--- WHAT YOU WILL DO ---
Repeat the listing below exactly from the line with "Convert this screenshot" through its last line. Skip every picture.

--- DATA EXTRACTS ---
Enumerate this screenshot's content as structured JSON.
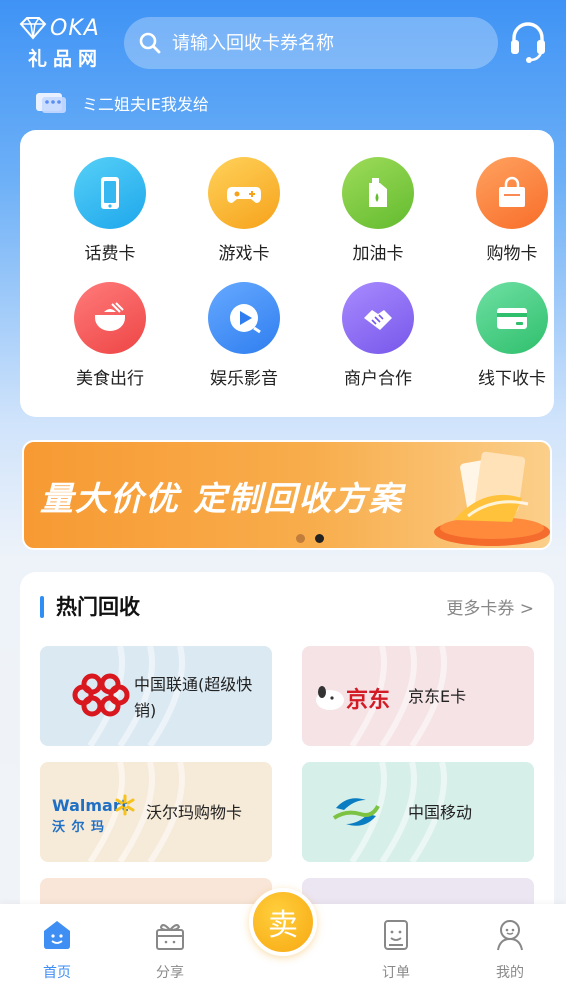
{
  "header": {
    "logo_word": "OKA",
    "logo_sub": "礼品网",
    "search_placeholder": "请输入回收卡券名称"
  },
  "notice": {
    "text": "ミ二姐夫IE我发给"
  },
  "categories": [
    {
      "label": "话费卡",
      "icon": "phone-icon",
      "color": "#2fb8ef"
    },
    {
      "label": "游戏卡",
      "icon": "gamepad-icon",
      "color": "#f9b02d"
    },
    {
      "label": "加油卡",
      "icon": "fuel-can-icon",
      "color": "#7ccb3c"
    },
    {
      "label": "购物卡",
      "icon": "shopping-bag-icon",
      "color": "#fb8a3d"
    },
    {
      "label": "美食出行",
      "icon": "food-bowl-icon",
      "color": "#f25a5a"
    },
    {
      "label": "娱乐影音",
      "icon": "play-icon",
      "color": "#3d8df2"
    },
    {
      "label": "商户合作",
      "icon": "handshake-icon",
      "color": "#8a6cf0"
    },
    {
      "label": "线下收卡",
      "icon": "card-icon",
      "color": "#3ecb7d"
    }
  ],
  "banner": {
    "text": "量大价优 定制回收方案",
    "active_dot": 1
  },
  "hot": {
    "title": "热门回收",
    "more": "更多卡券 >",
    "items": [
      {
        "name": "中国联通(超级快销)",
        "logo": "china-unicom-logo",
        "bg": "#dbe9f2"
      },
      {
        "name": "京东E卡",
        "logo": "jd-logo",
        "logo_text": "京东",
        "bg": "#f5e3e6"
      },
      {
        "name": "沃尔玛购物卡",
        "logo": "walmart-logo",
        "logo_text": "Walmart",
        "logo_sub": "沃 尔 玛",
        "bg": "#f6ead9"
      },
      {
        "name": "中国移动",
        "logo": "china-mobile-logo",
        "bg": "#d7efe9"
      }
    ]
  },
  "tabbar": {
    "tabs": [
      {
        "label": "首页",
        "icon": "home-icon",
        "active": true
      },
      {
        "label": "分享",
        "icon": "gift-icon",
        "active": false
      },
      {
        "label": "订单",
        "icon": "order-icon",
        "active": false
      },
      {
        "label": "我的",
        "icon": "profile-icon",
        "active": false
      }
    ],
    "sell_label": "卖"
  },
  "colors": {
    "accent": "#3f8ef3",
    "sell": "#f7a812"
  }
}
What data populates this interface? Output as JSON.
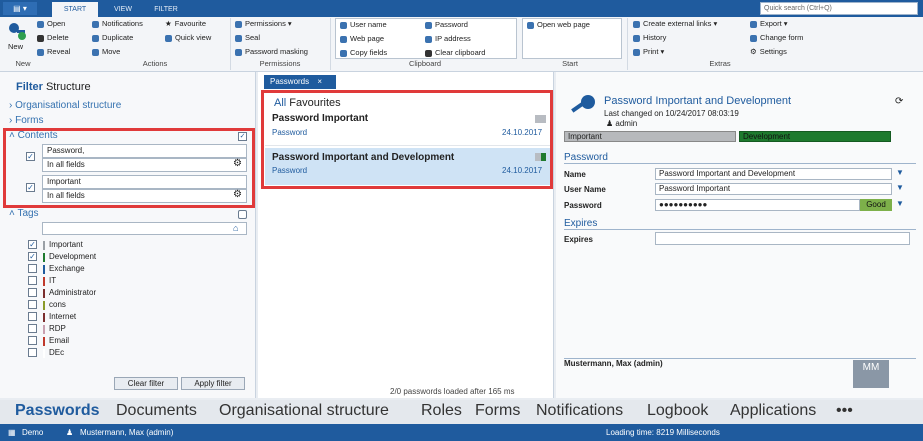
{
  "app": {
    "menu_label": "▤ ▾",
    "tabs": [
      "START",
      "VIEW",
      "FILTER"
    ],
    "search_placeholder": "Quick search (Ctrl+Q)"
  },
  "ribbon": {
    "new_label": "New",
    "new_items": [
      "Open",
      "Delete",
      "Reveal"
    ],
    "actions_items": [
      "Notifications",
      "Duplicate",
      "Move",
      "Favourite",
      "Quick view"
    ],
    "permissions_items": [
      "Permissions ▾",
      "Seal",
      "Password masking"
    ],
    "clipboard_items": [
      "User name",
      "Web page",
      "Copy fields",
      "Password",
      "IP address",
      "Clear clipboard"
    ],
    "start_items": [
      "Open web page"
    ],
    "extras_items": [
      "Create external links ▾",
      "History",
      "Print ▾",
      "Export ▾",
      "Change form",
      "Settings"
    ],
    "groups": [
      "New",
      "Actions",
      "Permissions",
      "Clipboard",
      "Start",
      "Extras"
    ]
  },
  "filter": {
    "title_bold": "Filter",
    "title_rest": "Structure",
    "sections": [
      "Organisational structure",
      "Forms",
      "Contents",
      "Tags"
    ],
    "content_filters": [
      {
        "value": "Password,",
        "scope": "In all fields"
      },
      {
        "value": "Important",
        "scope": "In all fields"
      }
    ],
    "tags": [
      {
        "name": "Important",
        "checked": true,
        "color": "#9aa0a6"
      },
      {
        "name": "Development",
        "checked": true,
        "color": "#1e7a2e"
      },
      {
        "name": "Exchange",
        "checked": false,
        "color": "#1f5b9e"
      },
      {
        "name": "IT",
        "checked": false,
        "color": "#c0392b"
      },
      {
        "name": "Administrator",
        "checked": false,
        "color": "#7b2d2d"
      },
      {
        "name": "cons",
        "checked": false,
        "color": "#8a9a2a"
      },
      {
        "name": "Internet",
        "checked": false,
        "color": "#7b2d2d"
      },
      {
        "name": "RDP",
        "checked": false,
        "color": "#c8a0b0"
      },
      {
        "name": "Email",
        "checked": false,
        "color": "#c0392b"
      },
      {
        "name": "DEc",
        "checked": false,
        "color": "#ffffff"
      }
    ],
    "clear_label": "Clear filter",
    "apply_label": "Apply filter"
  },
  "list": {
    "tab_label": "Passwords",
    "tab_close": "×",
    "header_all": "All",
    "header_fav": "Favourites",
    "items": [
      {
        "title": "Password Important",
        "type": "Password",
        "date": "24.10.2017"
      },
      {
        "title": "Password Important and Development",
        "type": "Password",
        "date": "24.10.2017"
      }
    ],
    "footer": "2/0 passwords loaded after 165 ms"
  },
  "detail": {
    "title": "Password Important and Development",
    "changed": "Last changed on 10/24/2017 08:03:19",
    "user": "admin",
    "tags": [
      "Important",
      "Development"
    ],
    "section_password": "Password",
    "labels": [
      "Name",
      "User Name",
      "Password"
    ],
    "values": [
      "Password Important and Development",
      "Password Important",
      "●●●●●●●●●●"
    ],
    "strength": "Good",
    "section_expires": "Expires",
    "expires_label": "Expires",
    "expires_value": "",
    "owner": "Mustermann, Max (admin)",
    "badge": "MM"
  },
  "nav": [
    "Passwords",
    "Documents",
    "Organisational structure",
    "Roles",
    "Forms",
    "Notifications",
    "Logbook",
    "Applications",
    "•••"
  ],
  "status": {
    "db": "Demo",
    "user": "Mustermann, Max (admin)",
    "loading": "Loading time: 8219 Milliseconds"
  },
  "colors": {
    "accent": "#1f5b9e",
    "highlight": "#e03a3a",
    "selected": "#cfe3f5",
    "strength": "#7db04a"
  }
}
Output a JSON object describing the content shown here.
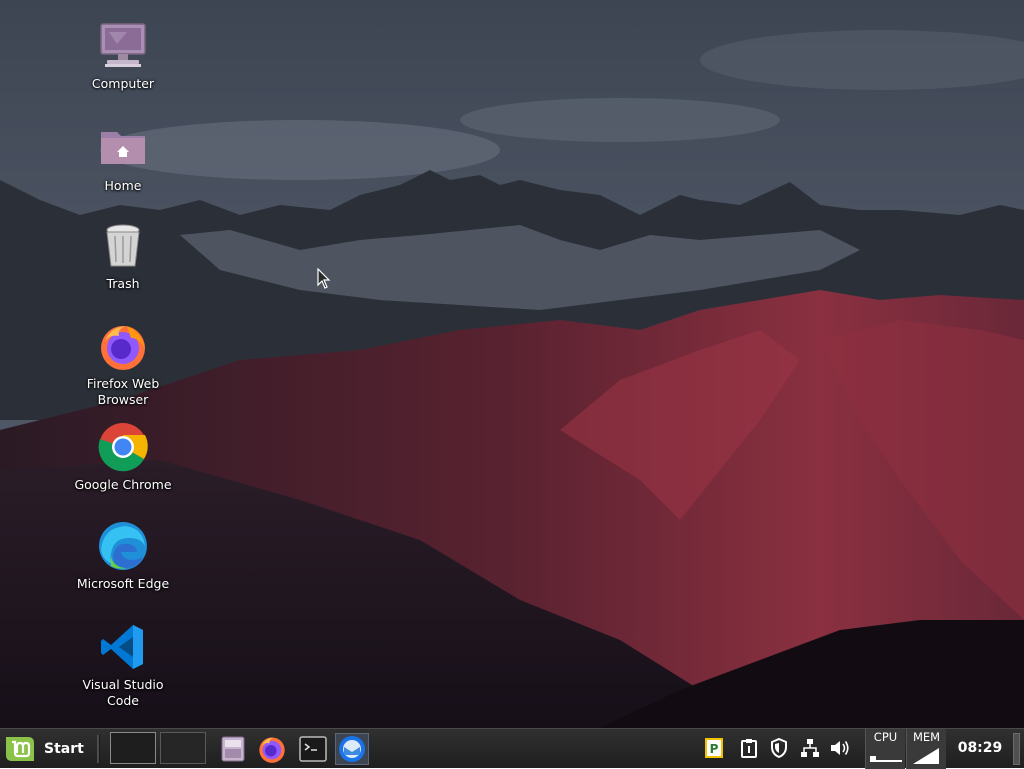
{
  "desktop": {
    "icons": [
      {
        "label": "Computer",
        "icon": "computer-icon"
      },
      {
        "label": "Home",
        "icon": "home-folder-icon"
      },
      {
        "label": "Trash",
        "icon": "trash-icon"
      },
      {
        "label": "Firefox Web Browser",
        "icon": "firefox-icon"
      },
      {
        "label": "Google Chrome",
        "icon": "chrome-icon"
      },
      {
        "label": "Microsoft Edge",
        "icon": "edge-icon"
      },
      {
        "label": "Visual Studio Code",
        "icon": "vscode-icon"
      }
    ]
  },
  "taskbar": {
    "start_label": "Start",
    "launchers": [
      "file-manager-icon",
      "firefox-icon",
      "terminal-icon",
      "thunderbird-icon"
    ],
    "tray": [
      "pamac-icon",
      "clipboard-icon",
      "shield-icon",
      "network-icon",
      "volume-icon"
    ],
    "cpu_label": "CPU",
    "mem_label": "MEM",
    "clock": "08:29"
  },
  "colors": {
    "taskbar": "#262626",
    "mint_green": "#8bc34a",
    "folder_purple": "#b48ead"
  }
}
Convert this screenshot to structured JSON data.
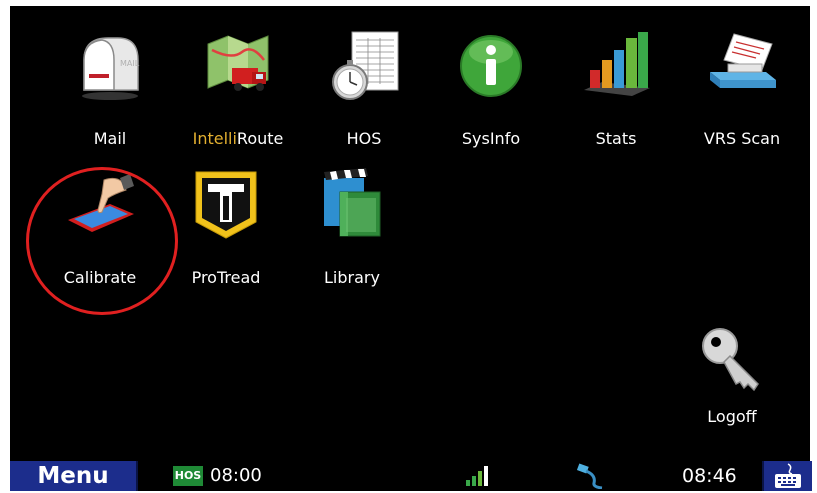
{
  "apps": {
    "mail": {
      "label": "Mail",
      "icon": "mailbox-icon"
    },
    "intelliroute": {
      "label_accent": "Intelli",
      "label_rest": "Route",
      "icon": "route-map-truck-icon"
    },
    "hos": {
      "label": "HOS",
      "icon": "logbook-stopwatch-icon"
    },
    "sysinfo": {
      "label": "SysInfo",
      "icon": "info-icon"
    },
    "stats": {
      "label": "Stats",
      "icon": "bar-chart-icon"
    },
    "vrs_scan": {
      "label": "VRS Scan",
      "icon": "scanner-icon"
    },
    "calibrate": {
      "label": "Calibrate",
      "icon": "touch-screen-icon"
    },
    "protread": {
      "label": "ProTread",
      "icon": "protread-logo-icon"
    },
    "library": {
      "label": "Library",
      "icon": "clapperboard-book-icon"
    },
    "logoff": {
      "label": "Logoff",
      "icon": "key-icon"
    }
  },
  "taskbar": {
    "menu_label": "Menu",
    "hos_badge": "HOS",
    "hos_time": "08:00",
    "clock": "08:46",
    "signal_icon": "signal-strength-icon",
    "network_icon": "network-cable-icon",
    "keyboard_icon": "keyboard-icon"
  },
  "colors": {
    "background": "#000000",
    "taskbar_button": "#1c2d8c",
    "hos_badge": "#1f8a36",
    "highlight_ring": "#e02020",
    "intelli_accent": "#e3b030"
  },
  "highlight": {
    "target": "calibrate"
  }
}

--- EXPECTED ANSWER ---
Convert this screenshot to structured JSON data.
{
  "apps": {
    "mail": {
      "label": "Mail",
      "icon": "mailbox-icon"
    },
    "intelliroute": {
      "label_accent": "Intelli",
      "label_rest": "Route",
      "icon": "route-map-truck-icon"
    },
    "hos": {
      "label": "HOS",
      "icon": "logbook-stopwatch-icon"
    },
    "sysinfo": {
      "label": "SysInfo",
      "icon": "info-icon"
    },
    "stats": {
      "label": "Stats",
      "icon": "bar-chart-icon"
    },
    "vrs_scan": {
      "label": "VRS Scan",
      "icon": "scanner-icon"
    },
    "calibrate": {
      "label": "Calibrate",
      "icon": "touch-screen-icon"
    },
    "protread": {
      "label": "ProTread",
      "icon": "protread-logo-icon"
    },
    "library": {
      "label": "Library",
      "icon": "clapperboard-book-icon"
    },
    "logoff": {
      "label": "Logoff",
      "icon": "key-icon"
    }
  },
  "taskbar": {
    "menu_label": "Menu",
    "hos_badge": "HOS",
    "hos_time": "08:00",
    "clock": "08:46",
    "signal_icon": "signal-strength-icon",
    "network_icon": "network-cable-icon",
    "keyboard_icon": "keyboard-icon"
  },
  "colors": {
    "background": "#000000",
    "taskbar_button": "#1c2d8c",
    "hos_badge": "#1f8a36",
    "highlight_ring": "#e02020",
    "intelli_accent": "#e3b030"
  },
  "highlight": {
    "target": "calibrate"
  }
}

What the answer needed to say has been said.